Oscar Valdez fulfills childhood dream with dominant performance
Oscar Valdez Jr. had a dream of one day becoming a world champion and saw that dream come to fruition with a scintillating second-round knockout of Matias Rueda to secure the vacant WBO featherweight title.
Behind a piston jab and some wicked power shots, Valdez went to work and proved why he’s one of the fastest rising young stars in all of boxing. The former Olympian lit his Argentinean foe up like a Christmas tree with an assortment of punches. Rueda tried to withstand the offensive offering but was wrecked at every turn as Valdez throttled him with hooks and blistering power shots. To his credit, Rueda had a chin on him and remained upright despite the punishment. But in the second round Valdez made the conscious decision to finish his combinations with a hook to the body and it paid off in dividends as he finally dropped Rueda with a left hook to the torso. Rueda (26-1) refused to stay down but it was only a matter of time before Valdez sank yet another hook into Rueda’s body and referee Russell Mora mercifully called a halt to the fight at the 2:18 mark.
A jubilant Valdez jumped into the arms of his corner and celebrated his first world title as the arena erupted.
“It’s a dream I had since I was 8 years old and decided to be a boxer,” an emotional Valdez (21-0, 18 knockouts) said. “It’s not only a dream I had but a dream I shared with my father.”
With yet another magnificent performance under his belt and the boxing world on notice, the new WBO champion has opened the door to any and everyone who wants a piece of him.
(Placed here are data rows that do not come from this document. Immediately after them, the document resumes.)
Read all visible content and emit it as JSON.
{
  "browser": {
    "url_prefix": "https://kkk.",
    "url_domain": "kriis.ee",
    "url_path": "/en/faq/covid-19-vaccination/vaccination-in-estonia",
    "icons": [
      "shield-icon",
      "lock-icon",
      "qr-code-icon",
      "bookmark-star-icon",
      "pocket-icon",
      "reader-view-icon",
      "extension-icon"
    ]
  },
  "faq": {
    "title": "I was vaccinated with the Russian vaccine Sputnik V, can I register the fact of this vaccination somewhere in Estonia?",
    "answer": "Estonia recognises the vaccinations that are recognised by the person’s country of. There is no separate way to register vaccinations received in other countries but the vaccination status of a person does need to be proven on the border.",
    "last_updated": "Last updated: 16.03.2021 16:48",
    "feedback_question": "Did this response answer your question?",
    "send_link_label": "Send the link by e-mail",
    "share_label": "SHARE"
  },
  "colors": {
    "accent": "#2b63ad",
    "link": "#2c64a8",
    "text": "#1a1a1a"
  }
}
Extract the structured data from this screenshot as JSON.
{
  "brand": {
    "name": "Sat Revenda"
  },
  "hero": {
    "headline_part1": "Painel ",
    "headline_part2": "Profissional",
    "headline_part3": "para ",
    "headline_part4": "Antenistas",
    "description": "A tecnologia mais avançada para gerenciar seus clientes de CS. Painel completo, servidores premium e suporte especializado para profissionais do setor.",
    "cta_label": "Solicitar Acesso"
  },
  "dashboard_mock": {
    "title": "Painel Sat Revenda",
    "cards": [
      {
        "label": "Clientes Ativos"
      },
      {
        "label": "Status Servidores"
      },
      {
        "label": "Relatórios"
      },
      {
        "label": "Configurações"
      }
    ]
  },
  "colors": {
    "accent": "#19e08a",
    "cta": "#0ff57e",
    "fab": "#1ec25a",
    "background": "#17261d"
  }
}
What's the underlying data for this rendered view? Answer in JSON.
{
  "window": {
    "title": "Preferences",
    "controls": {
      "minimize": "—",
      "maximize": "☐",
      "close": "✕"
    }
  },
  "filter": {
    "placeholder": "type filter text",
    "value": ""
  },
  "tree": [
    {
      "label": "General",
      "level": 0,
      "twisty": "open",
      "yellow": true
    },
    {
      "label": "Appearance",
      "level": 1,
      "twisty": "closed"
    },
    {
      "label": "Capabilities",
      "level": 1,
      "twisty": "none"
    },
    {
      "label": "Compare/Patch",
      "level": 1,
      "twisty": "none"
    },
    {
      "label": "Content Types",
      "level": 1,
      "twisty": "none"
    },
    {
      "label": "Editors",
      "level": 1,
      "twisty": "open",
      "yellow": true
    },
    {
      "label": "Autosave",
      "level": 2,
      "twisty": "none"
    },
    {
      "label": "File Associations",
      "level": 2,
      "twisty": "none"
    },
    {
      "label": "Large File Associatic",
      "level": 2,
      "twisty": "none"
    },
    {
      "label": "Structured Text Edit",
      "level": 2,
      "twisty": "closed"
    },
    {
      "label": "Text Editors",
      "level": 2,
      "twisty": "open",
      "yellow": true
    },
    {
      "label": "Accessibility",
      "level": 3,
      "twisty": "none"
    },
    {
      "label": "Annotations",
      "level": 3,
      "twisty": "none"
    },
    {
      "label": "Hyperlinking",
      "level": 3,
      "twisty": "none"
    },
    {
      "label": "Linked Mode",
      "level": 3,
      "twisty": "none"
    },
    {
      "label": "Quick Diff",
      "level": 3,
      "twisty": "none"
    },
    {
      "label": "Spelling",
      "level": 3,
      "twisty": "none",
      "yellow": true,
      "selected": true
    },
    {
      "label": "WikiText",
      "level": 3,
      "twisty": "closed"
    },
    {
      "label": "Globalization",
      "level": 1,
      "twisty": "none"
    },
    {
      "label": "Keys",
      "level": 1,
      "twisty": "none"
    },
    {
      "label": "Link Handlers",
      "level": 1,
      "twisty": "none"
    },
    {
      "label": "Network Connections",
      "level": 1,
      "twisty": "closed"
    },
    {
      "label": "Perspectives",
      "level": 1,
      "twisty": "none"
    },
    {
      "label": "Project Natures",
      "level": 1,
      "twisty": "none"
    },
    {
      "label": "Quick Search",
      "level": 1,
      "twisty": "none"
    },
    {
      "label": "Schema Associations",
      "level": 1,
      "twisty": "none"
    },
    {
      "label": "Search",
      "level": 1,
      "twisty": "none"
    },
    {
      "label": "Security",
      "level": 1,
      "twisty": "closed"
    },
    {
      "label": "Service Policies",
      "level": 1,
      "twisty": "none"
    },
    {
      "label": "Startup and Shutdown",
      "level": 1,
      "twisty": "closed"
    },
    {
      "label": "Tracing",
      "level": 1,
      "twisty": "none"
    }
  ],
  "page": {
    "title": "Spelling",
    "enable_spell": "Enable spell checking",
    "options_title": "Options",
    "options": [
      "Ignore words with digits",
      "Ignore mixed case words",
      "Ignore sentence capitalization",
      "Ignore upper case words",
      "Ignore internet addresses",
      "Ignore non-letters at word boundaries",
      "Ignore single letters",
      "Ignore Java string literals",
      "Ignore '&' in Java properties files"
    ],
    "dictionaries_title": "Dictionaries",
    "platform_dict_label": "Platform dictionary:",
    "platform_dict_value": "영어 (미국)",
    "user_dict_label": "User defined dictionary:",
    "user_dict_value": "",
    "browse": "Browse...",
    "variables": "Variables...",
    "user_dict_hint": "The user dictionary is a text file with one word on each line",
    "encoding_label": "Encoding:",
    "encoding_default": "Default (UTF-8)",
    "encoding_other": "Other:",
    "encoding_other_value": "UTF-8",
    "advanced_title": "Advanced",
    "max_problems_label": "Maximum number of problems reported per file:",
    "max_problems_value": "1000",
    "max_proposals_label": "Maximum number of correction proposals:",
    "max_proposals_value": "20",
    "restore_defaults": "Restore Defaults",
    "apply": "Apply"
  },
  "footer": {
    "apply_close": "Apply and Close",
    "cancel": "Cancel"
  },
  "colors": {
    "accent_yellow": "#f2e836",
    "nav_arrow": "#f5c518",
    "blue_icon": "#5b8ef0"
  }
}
Whether that be one of the other featherweight titleholders or a fight with Vasyl Lomachenko, who holds a victory over Valdez as an amateur, Valdez says he is game for it all.
“I want to fight the best, whoever it is,” Valdez said. “I want revenge against Lomachenko. That loss was in the amateurs but this is professionals. I’m ready for him. But I repeat, I’ll fight anybody.”
Jose Benavidez Jr. perhaps made things a little more difficult than they needed to be in scoring a unanimous decision victory over the game, but overmatched Francisco Santana.
In the first round, Benavidez (25-0, 16 knockouts) appeared to be on his way to an early finish as he rocked his opponent with a blistering series of power shots and was obviously of a higher class in skill.
However, for reasons unbeknownst to those watching, the unbeaten fighter took his foot off the gas and allowed Santana (24-5-1) to work his way back into the fight. There was a clear discrepancy in talent but a combination of Benavidez deciding to cruise while Santana refused to back down would do more harm than good to Benavidez’s marketability. Santana ate whatever Benavidez landed (whenever he decided to throw combinations) and charged forward. There was nothing flashy from Santana but he kept himself in the fight by throwing a bevy of punches as Benavidez languished on the ropes.
Although nothing Santana landed was a threat at any time, it certainly didn’t help Benavidez’s efforts as he continued to try and land the perfect counter and allowed Santana to gain confidence. It was clear that Benavidez could land when he wanted to (as evidence by landing nearly 50 percent of his punches) but he allowed himself to be outworked in sports. In the end, Benavidez was simply more talented and earned scores of 100-90, 96-94 and 98-92.
Oleskandr Gvozdyk (11-0, 9 knockouts) survived a first-round scare to keep his unbeaten record intact with a sixth-round TKO against Tommy Karpency (26-6-1).
Karpency was more than prepared to play the role of spoiler like he did back in 2014 when he upset Chad Dawson. He nearly pulled off the upset yet again when he dropped Gvozdyk with a right hook in the opening frame. The punch appeared to surprise Gvozdyk more than anything else but the Ukrainian got back to his feet and made it out of the round. Gvozdyk slowly began to take control, although Karpency refused to back down. However, in the sixth round, a Gvozdyk straight right hand landed squarely on Karpency’s left eye and he let out an audible yell in obvious pain. Shortly after, Karpency took a knee and motioned that he couldn’t see as the referee counted him out at the 2:21 mark.